“Rental services” include, but are not limited to:
- advertising to rent or lease the real estate;
- negotiating and executing leases;
- verifying information contained in prospective tenant applications;
- collecting rent;
- daily operation, maintenance, and repair of the property, including purchasing materials and
- managing the real estate; and
- supervising employees and independent contractors.
Rental services does not include:
- financial or investment management activities, such as arranging financing;
- procuring property;
- studying and reviewing financial statements or reports on operations;
- improving property under Reg. §1.263(a)-3(d); or
- time spent traveling to and from the real estate.
If an enterprise fails to satisfy the safe harbor requirements, it can still be treated as a trade or business for the QBI deduction if it otherwise meets the trade or business definition in Reg. §1.199A-1(b)(14).
Property Excluded From Safe Harbor
The safe harbor does not apply to:
- real estate used by the taxpayer (including an owner or beneficiary of an RPE) as a residence under Code Sec. 280A(d);
- real estate rented or leased under a triple net lease, which includes a lease agreement that requires the tenant or lessee to pay taxes, fees, and insurance, and to pay for maintenance activities for a property in addition to rent and utilities;
- real estate rented to a trade or business conducted by a taxpayer or an RPE that is commonly controlled under Reg. §1.199A-4(b)(1)(i); or
- the entire rental real estate interest, if any portion of it is treated as an SSTB under Reg. §1.199A-5(c)(2).

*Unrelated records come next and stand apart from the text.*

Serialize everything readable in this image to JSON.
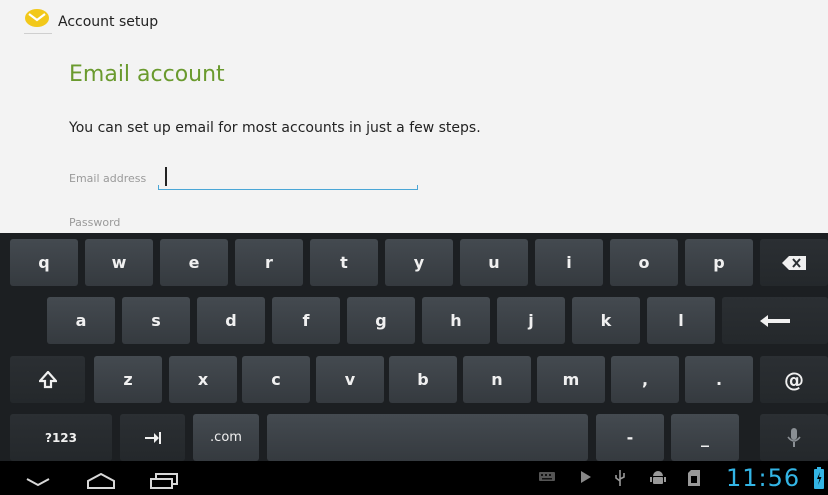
{
  "action_bar": {
    "title": "Account setup",
    "icon": "email-app-icon"
  },
  "screen": {
    "heading": "Email account",
    "description": "You can set up email for most accounts in just a few steps.",
    "email_label": "Email address",
    "email_value": "",
    "password_label": "Password"
  },
  "keyboard": {
    "row1": [
      "q",
      "w",
      "e",
      "r",
      "t",
      "y",
      "u",
      "i",
      "o",
      "p"
    ],
    "row2": [
      "a",
      "s",
      "d",
      "f",
      "g",
      "h",
      "j",
      "k",
      "l"
    ],
    "row3": [
      "z",
      "x",
      "c",
      "v",
      "b",
      "n",
      "m",
      ",",
      "."
    ],
    "at_key": "@",
    "symbols_key": "?123",
    "domain_key": ".com",
    "dash_key": "-",
    "underscore_key": "_",
    "icons": {
      "backspace": "backspace-icon",
      "enter": "enter-icon",
      "shift": "shift-icon",
      "tab": "tab-icon",
      "mic": "microphone-icon"
    }
  },
  "nav_bar": {
    "icons": [
      "back-icon",
      "home-icon",
      "recent-apps-icon"
    ],
    "status_icons": [
      "keyboard-icon",
      "play-store-icon",
      "usb-icon",
      "android-debug-icon",
      "sd-card-icon",
      "battery-icon"
    ],
    "clock": "11:56",
    "accent": "#33b5e5"
  }
}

The safe harbor applies to tax years ending after December 31, 2017. However, taxpayers and RPEs can rely on the prior safe harbor in Notice 2019-7 for the 2018 tax year.